Task prompt. Scan the records for the word "Sarah". Report each line where it occurs.

Given entries.
[Start of section]

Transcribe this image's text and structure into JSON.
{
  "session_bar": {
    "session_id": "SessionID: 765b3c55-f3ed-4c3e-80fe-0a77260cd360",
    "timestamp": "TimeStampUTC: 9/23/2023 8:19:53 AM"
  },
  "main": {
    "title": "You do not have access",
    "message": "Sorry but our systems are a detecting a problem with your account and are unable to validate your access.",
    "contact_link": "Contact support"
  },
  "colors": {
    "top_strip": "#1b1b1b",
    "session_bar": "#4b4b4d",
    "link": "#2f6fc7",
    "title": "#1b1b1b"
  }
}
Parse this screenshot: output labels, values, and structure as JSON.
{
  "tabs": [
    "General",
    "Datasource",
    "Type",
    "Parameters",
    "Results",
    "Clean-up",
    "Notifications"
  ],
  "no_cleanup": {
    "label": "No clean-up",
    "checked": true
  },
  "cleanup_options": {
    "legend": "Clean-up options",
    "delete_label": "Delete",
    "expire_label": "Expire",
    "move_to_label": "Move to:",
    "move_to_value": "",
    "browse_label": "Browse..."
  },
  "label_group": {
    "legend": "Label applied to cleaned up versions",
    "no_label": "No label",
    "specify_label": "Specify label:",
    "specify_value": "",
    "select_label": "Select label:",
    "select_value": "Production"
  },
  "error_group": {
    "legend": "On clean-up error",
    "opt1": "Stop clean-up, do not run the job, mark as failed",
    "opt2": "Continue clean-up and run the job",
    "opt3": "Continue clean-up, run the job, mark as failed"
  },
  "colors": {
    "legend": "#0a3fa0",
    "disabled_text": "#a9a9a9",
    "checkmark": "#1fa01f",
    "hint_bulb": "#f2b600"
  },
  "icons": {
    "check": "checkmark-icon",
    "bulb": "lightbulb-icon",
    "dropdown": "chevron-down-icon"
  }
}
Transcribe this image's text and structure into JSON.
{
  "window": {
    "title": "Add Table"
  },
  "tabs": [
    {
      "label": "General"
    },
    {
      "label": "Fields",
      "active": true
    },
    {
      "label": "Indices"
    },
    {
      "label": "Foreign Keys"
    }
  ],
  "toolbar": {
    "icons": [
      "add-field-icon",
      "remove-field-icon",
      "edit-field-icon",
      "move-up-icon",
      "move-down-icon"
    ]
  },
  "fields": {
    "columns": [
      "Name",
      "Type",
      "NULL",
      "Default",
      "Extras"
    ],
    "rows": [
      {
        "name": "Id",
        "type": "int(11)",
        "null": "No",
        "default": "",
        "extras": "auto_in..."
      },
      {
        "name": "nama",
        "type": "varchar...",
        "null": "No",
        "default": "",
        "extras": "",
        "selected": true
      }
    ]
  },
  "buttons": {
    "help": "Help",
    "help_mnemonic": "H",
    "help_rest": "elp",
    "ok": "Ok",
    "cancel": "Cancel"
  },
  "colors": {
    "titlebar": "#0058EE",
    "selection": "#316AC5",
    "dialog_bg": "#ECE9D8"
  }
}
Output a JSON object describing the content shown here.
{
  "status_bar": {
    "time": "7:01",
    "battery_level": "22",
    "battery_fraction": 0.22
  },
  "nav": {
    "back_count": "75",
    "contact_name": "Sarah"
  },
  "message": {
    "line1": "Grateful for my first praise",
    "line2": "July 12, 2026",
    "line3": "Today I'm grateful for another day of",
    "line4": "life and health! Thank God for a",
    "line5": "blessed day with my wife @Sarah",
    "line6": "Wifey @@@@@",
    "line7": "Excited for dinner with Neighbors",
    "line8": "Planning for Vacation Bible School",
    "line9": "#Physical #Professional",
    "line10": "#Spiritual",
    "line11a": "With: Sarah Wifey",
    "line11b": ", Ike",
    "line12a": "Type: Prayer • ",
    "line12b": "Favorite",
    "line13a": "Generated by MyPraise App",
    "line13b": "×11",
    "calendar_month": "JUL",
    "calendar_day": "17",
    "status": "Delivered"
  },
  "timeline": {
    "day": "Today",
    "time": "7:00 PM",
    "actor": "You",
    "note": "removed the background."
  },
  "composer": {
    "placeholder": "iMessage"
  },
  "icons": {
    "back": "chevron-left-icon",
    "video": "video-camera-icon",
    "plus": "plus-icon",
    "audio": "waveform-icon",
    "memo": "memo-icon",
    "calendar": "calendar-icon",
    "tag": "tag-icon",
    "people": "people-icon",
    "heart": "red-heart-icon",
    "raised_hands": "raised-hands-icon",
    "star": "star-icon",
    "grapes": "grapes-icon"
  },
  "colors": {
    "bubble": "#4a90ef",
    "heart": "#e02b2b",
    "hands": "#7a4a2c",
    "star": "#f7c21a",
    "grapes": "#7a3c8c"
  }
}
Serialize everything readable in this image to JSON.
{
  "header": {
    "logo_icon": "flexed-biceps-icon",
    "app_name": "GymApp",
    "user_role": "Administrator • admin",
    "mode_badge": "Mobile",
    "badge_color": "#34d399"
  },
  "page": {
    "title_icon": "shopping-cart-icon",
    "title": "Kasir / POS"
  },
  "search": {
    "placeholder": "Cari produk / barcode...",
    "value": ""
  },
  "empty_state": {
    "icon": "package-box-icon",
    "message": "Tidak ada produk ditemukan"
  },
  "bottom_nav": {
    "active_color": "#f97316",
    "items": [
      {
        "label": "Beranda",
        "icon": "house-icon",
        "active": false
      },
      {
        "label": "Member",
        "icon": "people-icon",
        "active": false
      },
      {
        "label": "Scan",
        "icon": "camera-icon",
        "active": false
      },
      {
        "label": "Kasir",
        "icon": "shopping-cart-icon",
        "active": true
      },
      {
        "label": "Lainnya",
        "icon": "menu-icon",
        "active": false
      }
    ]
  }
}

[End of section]

Output.
    "contact_name": "Sarah"
    "line5": "blessed day with my wife @Sarah",
    "line11a": "With: Sarah Wifey",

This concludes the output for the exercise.